The plaintiffs go further, however, and contend that the defendant's promise to sue for the commission is implied as a matter of law from the agreement to divide the commission. No authority is cited in support of this proposition. It is a general rule that ‘in every contract there exists an implied covenant of good faith and fair dealing.’ Universal Sales Corporation v. Cal. etc. Mfg. Co., 20 Cal.2d 751, 771, 128 P.2d 665, 677. However, there is no contention in this case that the defendant did not act in good faith and deal fairly with the plaintiffs. Furthermore, any such contention would not be supported by the evidence. The defendant made an effort to collect the commission in question; made a written demand upon Rose for payment; had a conference with his attorney when payment was resisted; and entered into negotiations for settlement. The exercise of good faith and fair dealing did not require the defendant to sue its client. The vicissitudes of a lawsuit, the expense involved, the collectibility of a judgment, the availability of a compromise offer, and the possibility that the net return from such an offer would exceed the net return from any judgment recovered, are factors about which a bona fide difference of opinion may exist. It would be unreasonable to conclude that the requirement of good faith imposed an obligation upon the defendant to sue for the commission in question. There is no basis in law for implying the existence of such a covenant. To the contrary, courts in other jurisdictions have held that a procuring broker may recover under an agreement similar to the one in the case at bar only when the commission in question has been received by the listing broker and have indicated the absence of any duty upon the latter to bring suit to enforce collection. Sheketoff v. Prevedine, supra, 133 Conn. 389, 51 A.2d 922; Giles v. Wilmott, supra, 59 Fla. 271, 52 So. 287; McCann v. Sawyer, supra, 59 Mo.App. 480; Reagan v. Dougherty, supra, 40 N.M. 439, 62 P.2d 810.

The plaintiffs' oft repeated complaint, which they advance as an argument, is that the law as applied by the trial court leaves them ‘without a remedy after complete performance of the agreement upon their part.’ They fail to appeciate that the performance to which they refer constituted the rendition of services which were not compensable until a commission was paid to the defendant. In the ultimate, their complaint is directed to the lack of a remedy to recover on a cause of action that does not exist. This is the result of an agreement of their own choosing; it measures their right to recover; its terms bind them as well as the defendant; and the law may not add to those terms.

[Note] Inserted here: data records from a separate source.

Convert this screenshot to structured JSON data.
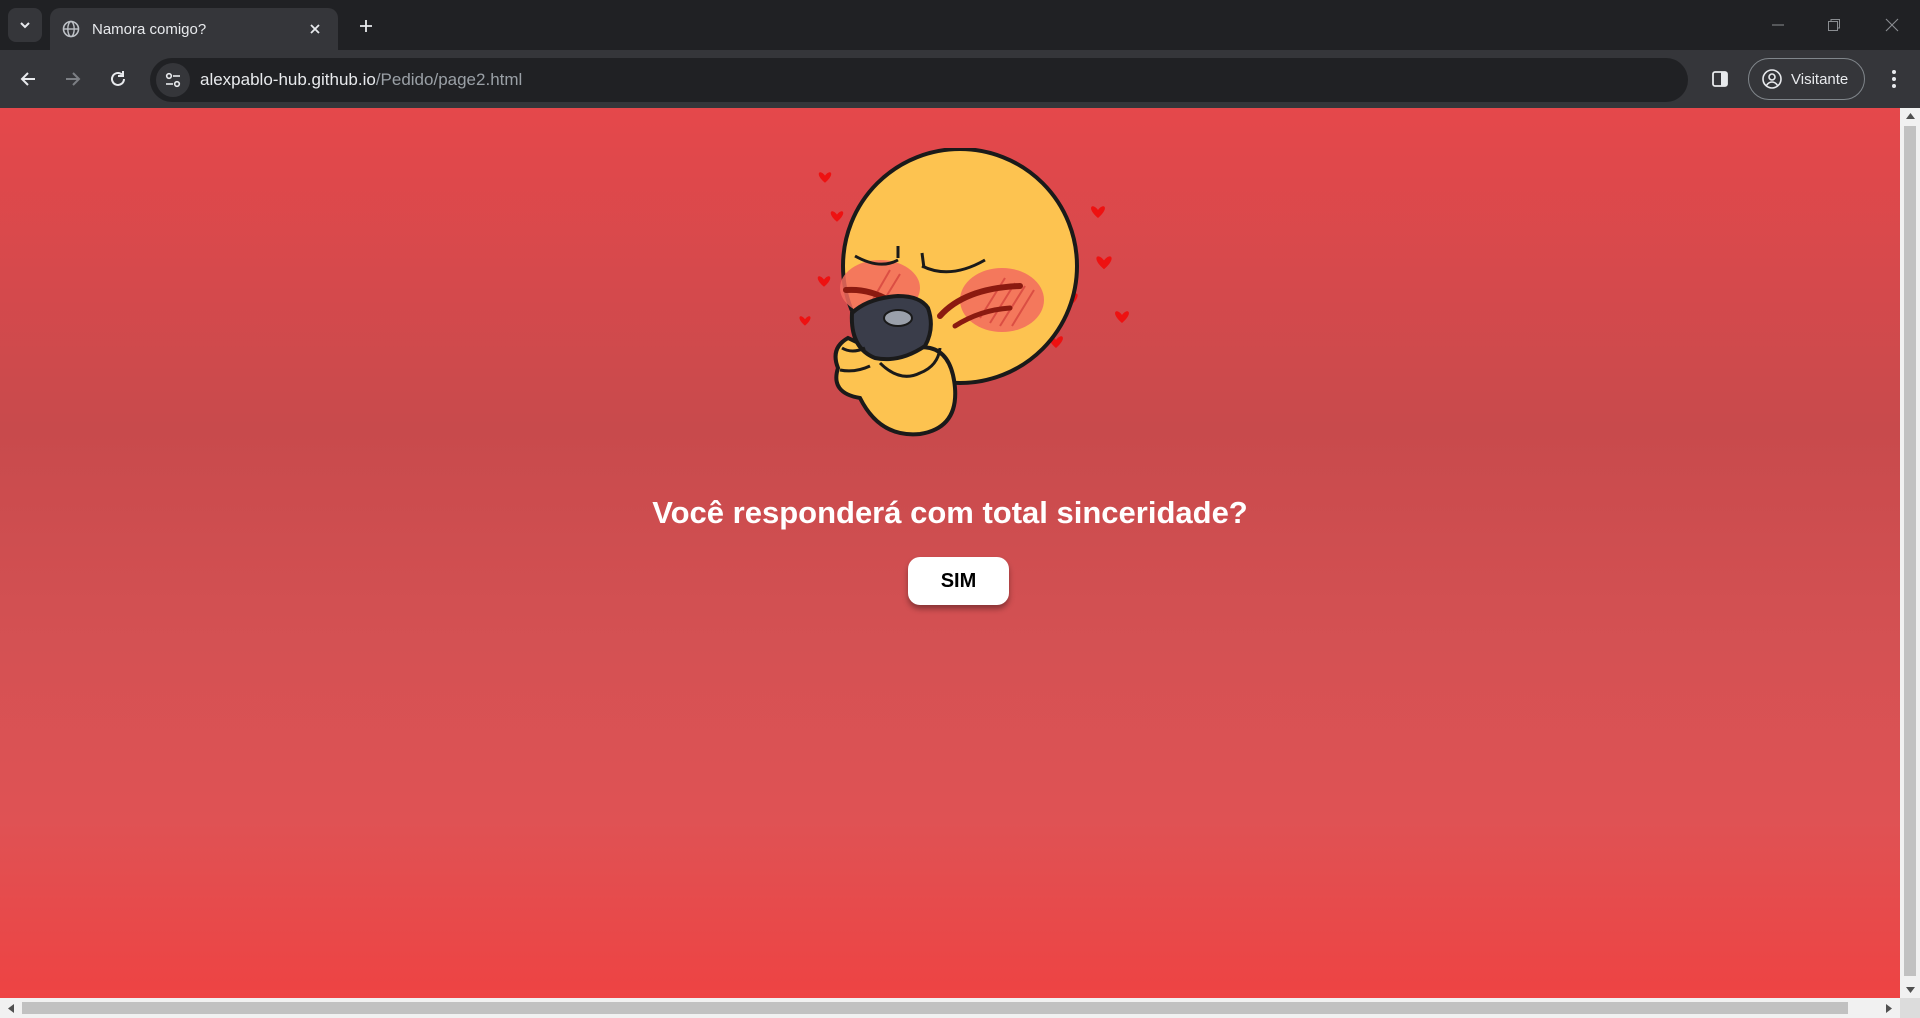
{
  "browser": {
    "tab": {
      "title": "Namora comigo?",
      "favicon": "globe-icon"
    },
    "address": {
      "host": "alexpablo-hub.github.io",
      "path": "/Pedido/page2.html"
    },
    "profile_label": "Visitante"
  },
  "page": {
    "question": "Você responderá com total sinceridade?",
    "button_label": "SIM",
    "image": "blushing-emoji-phone-hearts",
    "colors": {
      "bg_top": "#e5484b",
      "bg_mid": "#c84a4c",
      "bg_bottom": "#ee4343",
      "text": "#ffffff",
      "button_bg": "#ffffff"
    }
  }
}
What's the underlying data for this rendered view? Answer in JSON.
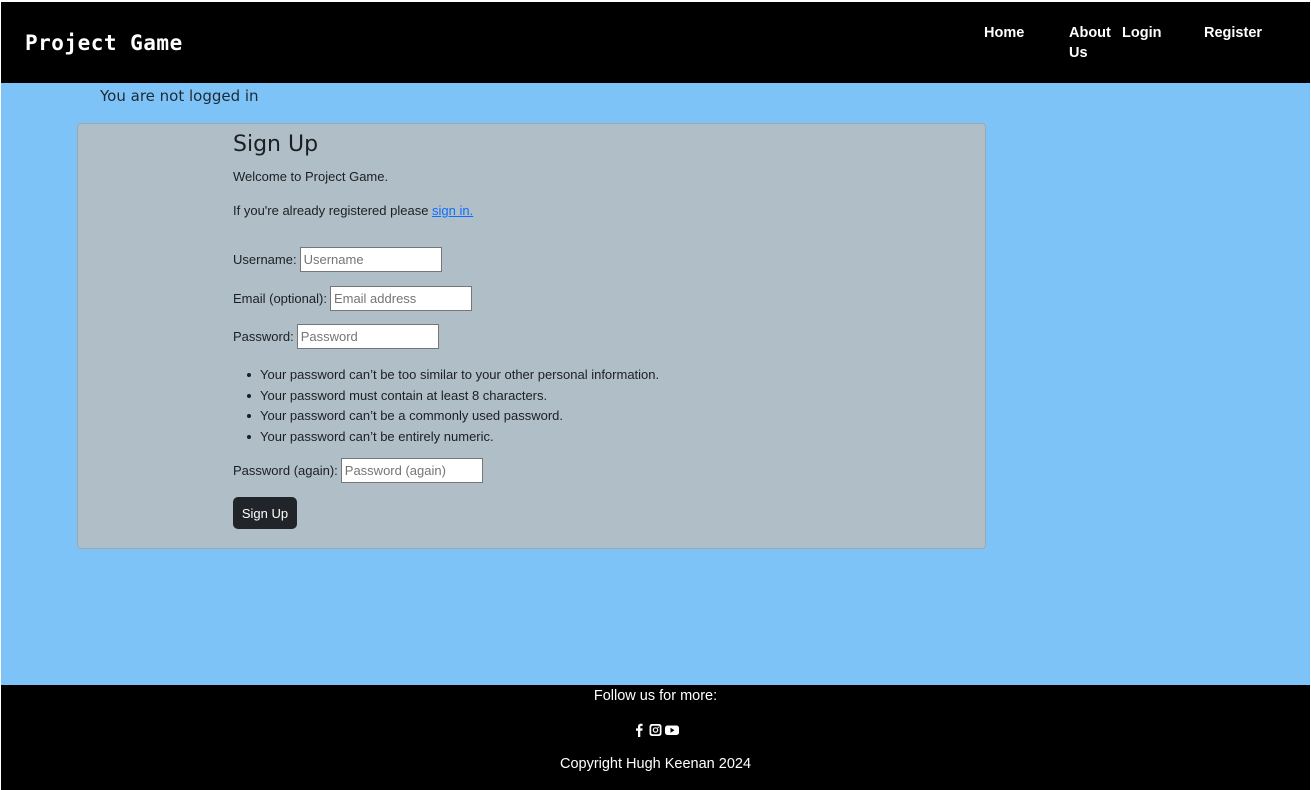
{
  "navbar": {
    "brand": "Project Game",
    "links": [
      "Home",
      "About Us",
      "Login",
      "Register"
    ]
  },
  "status": "You are not logged in",
  "signup": {
    "title": "Sign Up",
    "welcome": "Welcome to Project Game.",
    "already_prefix": "If you're already registered please ",
    "signin_link": "sign in.",
    "fields": {
      "username": {
        "label": "Username:",
        "placeholder": "Username"
      },
      "email": {
        "label": "Email (optional):",
        "placeholder": "Email address"
      },
      "password": {
        "label": "Password:",
        "placeholder": "Password"
      },
      "password2": {
        "label": "Password (again):",
        "placeholder": "Password (again)"
      }
    },
    "password_rules": [
      "Your password can’t be too similar to your other personal information.",
      "Your password must contain at least 8 characters.",
      "Your password can’t be a commonly used password.",
      "Your password can’t be entirely numeric."
    ],
    "submit_label": "Sign Up"
  },
  "footer": {
    "follow": "Follow us for more:",
    "social_icons": [
      "facebook-icon",
      "instagram-icon",
      "youtube-icon"
    ],
    "copyright": "Copyright Hugh Keenan 2024"
  },
  "colors": {
    "page_bg": "#7dc3f7",
    "card_bg": "#b0bec8",
    "nav_bg": "#000000",
    "link": "#0d6efd",
    "button_bg": "#212529"
  }
}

The judgment is affirmed.

COUGHLIN, Justice.

GRIFFIN, P. J., concurs.